(Element data from apps and pages)
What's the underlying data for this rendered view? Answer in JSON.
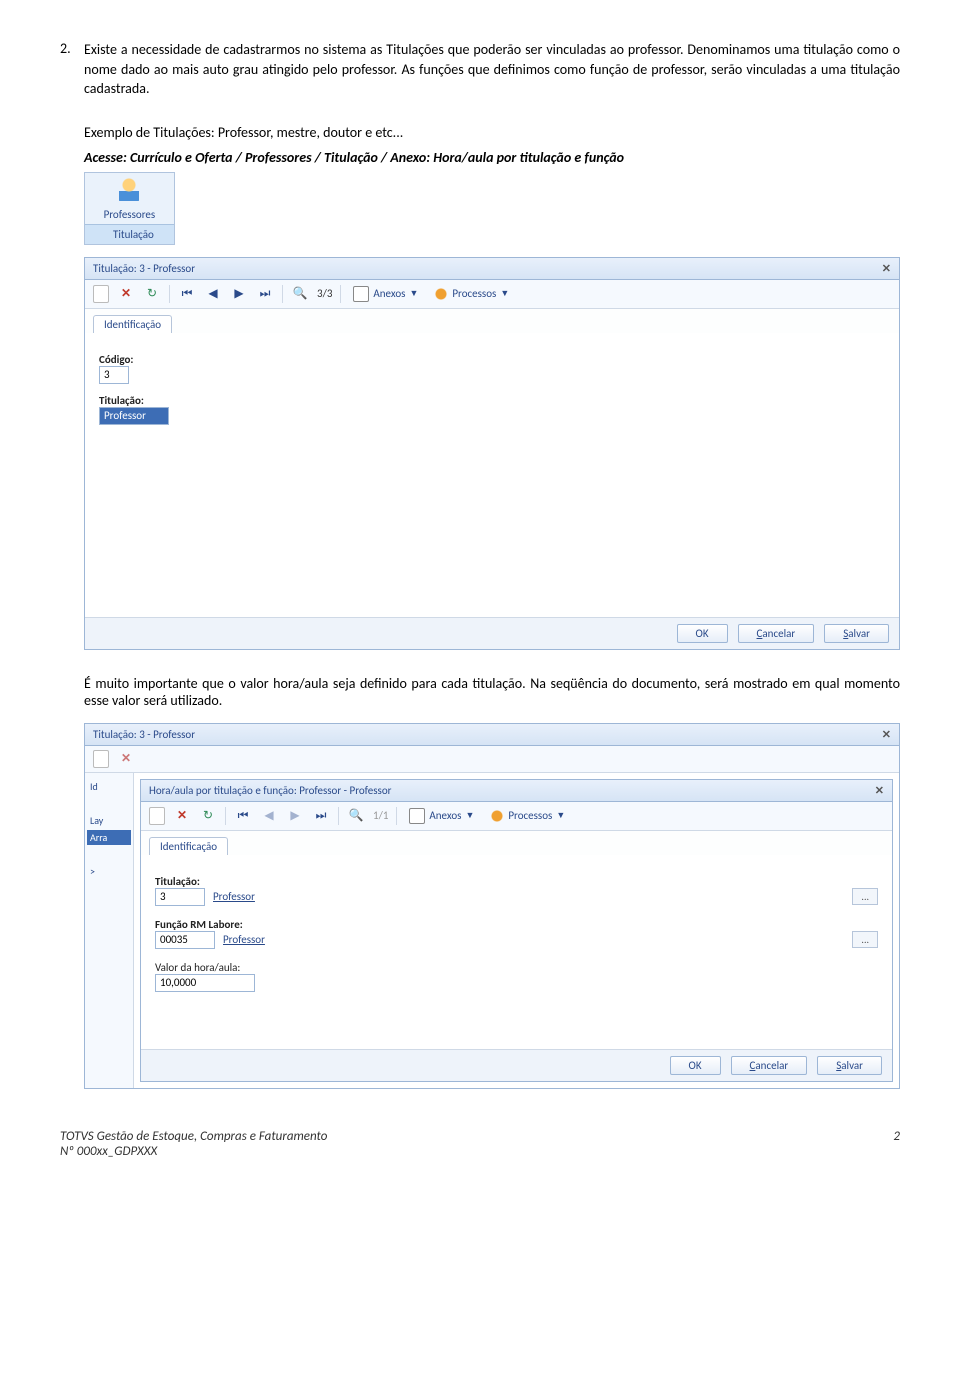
{
  "item": {
    "number": "2.",
    "para": "Existe a necessidade de cadastrarmos no sistema as Titulações que poderão ser vinculadas ao professor. Denominamos uma titulação como o nome dado ao mais auto grau atingido pelo professor. As funções que definimos como função de professor, serão vinculadas a uma titulação cadastrada."
  },
  "example_line": "Exemplo de Titulações: Professor, mestre, doutor e etc...",
  "access_line": "Acesse: Currículo e Oferta / Professores / Titulação / Anexo: Hora/aula por titulação e função",
  "menu": {
    "professores": "Professores",
    "titulacao": "Titulação"
  },
  "dialog1": {
    "title": "Titulação: 3 - Professor",
    "pager": "3/3",
    "anexos": "Anexos",
    "processos": "Processos",
    "tab": "Identificação",
    "codigo_label": "Código:",
    "codigo_value": "3",
    "titulacao_label": "Titulação:",
    "titulacao_value": "Professor",
    "ok": "OK",
    "cancel": "Cancelar",
    "save": "Salvar",
    "cancel_ul": "C",
    "save_ul": "S"
  },
  "note_para": "É muito importante que o valor hora/aula seja definido para cada titulação. Na seqüência do documento, será mostrado em qual momento esse valor será utilizado.",
  "outer": {
    "title": "Titulação: 3 - Professor",
    "side": {
      "id": "Id",
      "lay": "Lay",
      "arra": "Arra",
      "arrow": ">"
    }
  },
  "dialog2": {
    "title": "Hora/aula por titulação e função: Professor - Professor",
    "pager": "1/1",
    "anexos": "Anexos",
    "processos": "Processos",
    "tab": "Identificação",
    "titulacao_label": "Titulação:",
    "titulacao_code": "3",
    "titulacao_name": "Professor",
    "funcao_label": "Função RM Labore:",
    "funcao_code": "00035",
    "funcao_name": "Professor",
    "valor_label": "Valor da hora/aula:",
    "valor_value": "10,0000",
    "ok": "OK",
    "cancel": "Cancelar",
    "save": "Salvar"
  },
  "footer": {
    "left": "TOTVS Gestão de Estoque, Compras e Faturamento",
    "left2": "Nº 000xx_GDPXXX",
    "right": "2"
  }
}
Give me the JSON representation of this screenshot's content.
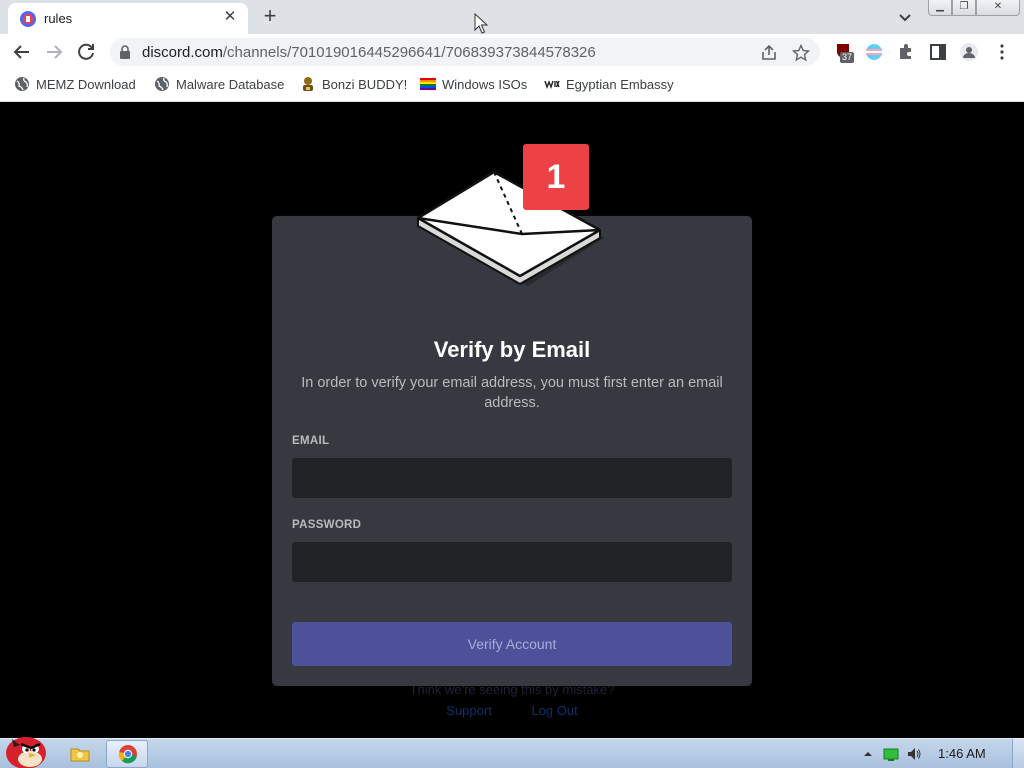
{
  "browser": {
    "tab": {
      "title": "rules",
      "close_glyph": "✕",
      "favicon": "discord-server-icon"
    },
    "new_tab_glyph": "+",
    "window_controls": {
      "minimize": "▁",
      "maximize": "❐",
      "close": "✕"
    },
    "url": {
      "host": "discord.com",
      "path": "/channels/701019016445296641/706839373844578326"
    },
    "extension_badge": "37",
    "bookmarks": [
      {
        "label": "MEMZ Download",
        "icon": "globe-icon"
      },
      {
        "label": "Malware Database",
        "icon": "globe-icon"
      },
      {
        "label": "Bonzi BUDDY!",
        "icon": "bonzi-icon"
      },
      {
        "label": "Windows ISOs",
        "icon": "rainbow-flag-icon"
      },
      {
        "label": "Egyptian Embassy",
        "icon": "wix-icon"
      }
    ]
  },
  "modal": {
    "notification_count": "1",
    "title": "Verify by Email",
    "description": "In order to verify your email address, you must first enter an email address.",
    "email_label": "EMAIL",
    "email_value": "",
    "password_label": "PASSWORD",
    "password_value": "",
    "submit_label": "Verify Account"
  },
  "background_page": {
    "text": "Think we're seeing this by mistake?",
    "links": [
      "Support",
      "Log Out"
    ]
  },
  "taskbar": {
    "clock": "1:46 AM"
  },
  "colors": {
    "modal_bg": "#36393f",
    "input_bg": "#202225",
    "button_bg": "#4e5199",
    "badge_red": "#ed4245"
  }
}
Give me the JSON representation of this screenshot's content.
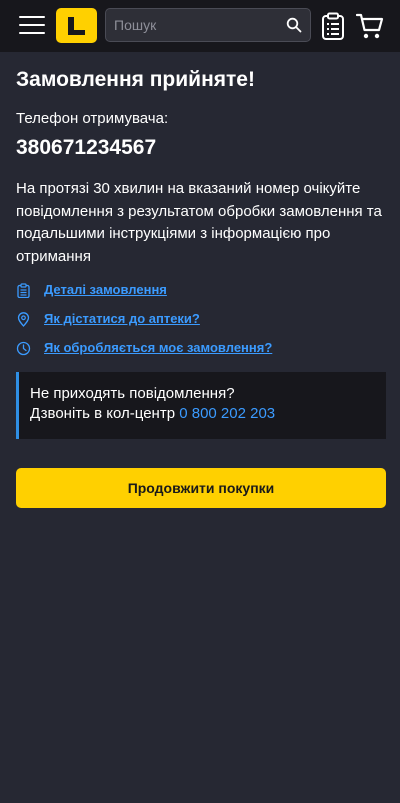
{
  "header": {
    "search": {
      "placeholder": "Пошук",
      "value": ""
    },
    "icons": {
      "menu": "hamburger-icon",
      "logo": "brand-logo",
      "search": "search-icon",
      "orders": "clipboard-list-icon",
      "cart": "cart-icon"
    }
  },
  "main": {
    "title": "Замовлення прийняте!",
    "phone_label": "Телефон отримувача:",
    "phone_number": "380671234567",
    "message": "На протязі 30 хвилин на вказаний номер очікуйте повідомлення з результатом обробки замовлення та подальшими інструкціями з інформацією про отримання",
    "links": [
      {
        "label": "Деталі замовлення",
        "icon": "clipboard-icon"
      },
      {
        "label": "Як дістатися до аптеки?",
        "icon": "location-pin-icon"
      },
      {
        "label": "Як обробляється моє замовлення?",
        "icon": "clock-icon"
      }
    ],
    "notice": {
      "line1": "Не приходять повідомлення?",
      "line2_text": "Дзвоніть в кол-центр",
      "phone": "0 800 202 203"
    },
    "continue_button": "Продовжити покупки"
  },
  "colors": {
    "background": "#262833",
    "header": "#17171c",
    "accent_yellow": "#ffd000",
    "link_blue": "#3b9bff"
  }
}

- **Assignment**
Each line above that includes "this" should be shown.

- **Finished exercise**
What's the underlying data for this rendered view? Answer in JSON.
Give me the JSON representation of this screenshot's content.
    "text": "Think we're seeing this by mistake?",
Give me the JSON representation of this screenshot's content.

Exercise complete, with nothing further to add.